Abstract: SA-PO1015

Pseudo-Anion-Gap Metabolic Acidosis from Severe Hypertriglyceridemia Corrected by Plasma Exchange: A Case Series

Session Information

Category: Nephrology Education

  • 1302 Fellows and Residents Case Reports

Authors

  • Ludwig, John Travis, Rush University Medical Center, Chicago, Illinois, United States
  • Carag, Charissa Marie R., Rush University Medical Center, Chicago, Illinois, United States
  • Behara, Venkata R., NANI (Nephrology Associates of Northern Illinois), Mt. Prospect, Illinois, United States
  • Baxi, Pravir V., Rush University Medical Center, Chicago, Illinois, United States
  • Gashti, Casey N., Rush University Medical Center, Chicago, Illinois, United States
Background

A link between severe hypertriglyceridemia (H-TG) and falsely low or even unmeasurable serum bicarbonate ([HCO3]), known as pseudo-hypobicarbonatemia, has been reported. This is believed to be due to interference by serum triglycerides (TG) - typically >1000 mg/dL - when the commonly used enzymatic assay is utilized for [HCO3] measurement.
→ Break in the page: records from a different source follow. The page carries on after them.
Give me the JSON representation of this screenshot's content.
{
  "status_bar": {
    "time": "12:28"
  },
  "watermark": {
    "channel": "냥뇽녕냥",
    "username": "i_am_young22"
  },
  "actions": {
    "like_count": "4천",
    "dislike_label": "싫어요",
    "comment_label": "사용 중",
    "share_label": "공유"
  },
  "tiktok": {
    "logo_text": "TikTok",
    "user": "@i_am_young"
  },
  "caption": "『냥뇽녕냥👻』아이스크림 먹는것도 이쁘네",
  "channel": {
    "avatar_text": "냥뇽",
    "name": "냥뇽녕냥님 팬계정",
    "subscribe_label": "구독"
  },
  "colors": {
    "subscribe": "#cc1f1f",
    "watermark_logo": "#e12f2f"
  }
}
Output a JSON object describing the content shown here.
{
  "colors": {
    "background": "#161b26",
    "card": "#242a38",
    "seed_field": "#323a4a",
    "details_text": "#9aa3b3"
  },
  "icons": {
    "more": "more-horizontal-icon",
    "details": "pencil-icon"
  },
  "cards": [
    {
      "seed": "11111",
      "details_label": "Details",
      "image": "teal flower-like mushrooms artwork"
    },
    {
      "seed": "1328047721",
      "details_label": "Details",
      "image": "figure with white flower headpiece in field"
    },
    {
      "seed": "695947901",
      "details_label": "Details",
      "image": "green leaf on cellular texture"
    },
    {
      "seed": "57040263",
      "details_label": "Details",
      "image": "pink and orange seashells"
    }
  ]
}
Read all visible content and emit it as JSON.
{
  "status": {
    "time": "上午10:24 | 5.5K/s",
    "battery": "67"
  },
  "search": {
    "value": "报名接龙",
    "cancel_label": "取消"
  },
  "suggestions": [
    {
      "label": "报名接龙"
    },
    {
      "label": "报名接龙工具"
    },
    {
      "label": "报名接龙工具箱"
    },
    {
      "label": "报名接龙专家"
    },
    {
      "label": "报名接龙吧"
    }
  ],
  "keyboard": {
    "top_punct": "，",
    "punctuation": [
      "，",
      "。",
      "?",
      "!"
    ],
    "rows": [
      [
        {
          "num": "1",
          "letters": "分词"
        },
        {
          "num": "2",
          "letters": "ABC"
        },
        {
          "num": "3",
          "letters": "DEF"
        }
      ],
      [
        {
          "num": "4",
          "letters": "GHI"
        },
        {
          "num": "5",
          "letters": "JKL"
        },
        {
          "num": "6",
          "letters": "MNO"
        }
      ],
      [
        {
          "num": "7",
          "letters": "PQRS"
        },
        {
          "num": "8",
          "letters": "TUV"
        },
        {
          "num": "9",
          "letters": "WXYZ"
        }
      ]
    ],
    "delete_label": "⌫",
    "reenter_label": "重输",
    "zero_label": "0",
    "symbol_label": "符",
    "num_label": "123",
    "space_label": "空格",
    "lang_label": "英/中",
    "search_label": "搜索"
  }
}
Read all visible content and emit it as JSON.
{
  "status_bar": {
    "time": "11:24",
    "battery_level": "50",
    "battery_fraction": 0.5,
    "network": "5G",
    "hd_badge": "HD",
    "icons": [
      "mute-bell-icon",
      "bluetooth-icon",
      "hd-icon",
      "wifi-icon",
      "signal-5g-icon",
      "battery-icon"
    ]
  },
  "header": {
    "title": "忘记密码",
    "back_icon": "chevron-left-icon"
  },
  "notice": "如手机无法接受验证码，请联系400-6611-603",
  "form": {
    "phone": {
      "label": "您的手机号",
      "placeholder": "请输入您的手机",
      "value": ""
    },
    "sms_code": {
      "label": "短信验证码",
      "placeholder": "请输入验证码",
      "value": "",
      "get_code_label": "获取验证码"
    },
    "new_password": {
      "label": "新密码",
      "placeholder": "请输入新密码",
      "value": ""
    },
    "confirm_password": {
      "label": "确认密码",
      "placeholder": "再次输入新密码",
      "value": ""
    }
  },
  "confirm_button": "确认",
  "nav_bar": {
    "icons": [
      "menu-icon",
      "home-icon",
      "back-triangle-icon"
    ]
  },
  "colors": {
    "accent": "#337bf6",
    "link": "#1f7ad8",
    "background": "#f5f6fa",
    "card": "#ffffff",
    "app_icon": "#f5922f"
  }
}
When the [HCO3] is calculated using an ABG machine, the value is near normal. Chloride measurements are not affected by the TG level. This could lead to the misdiagnosis of a severe anion-gap metabolic acidosis, resulting in an extensive work-up that would typically include expensive toxicology screening.

Methods

We report a series of 4 pts with pseudo-hypobicarbonatemia associated with severe H-TG (Tab. 1). All TG values were >2000 mg/dl and each pt had lipemic serum. All pts had a measured serum [HCO3] of ≤ 6 mmol/L and an elevated anion gap (AG). The calculated [HCO3] from a simultaneous blood sample run using a blood gas machine was 15-27 mmol/L with a pH in the normal range. 3 of the 4 pts presented with acute pancreatitis from H-TG and received 1-3 membrane based therapeutic plasma exchange (TPE) treatments with immediate improvement in TG levels. The 4th pt had discontinuation of PEG-L-asparaginase, known to cause H-TG, and did not require TPE. In each case the serum [HCO3] normalized after lowering of H-TG with a simultaneous resolution of the elevated AG.

Conclusion

Pseudo-anion-gap metabolic acidosis is a laboratory phenomenon seen when severe H-TG interferes with the normal enzymatic measurement of the [HCO3]. The calculated [HCO3] is not affected when determined using a blood gas analysis machine. While this phenomenon has been previously described, this is the first report to demonstrate immediate resolution of the pseudo-anion-gap metabolic acidosis following aggressive lowering of the TG levels with TPE. Recognition of lipemic serum in the setting of an otherwise unexplained AG metabolic acidosis should prompt the clinician to get an ABG sample for true determination of the acid-base status. Doing so may avoid an extensive and expensive metabolic work-up.

Table 1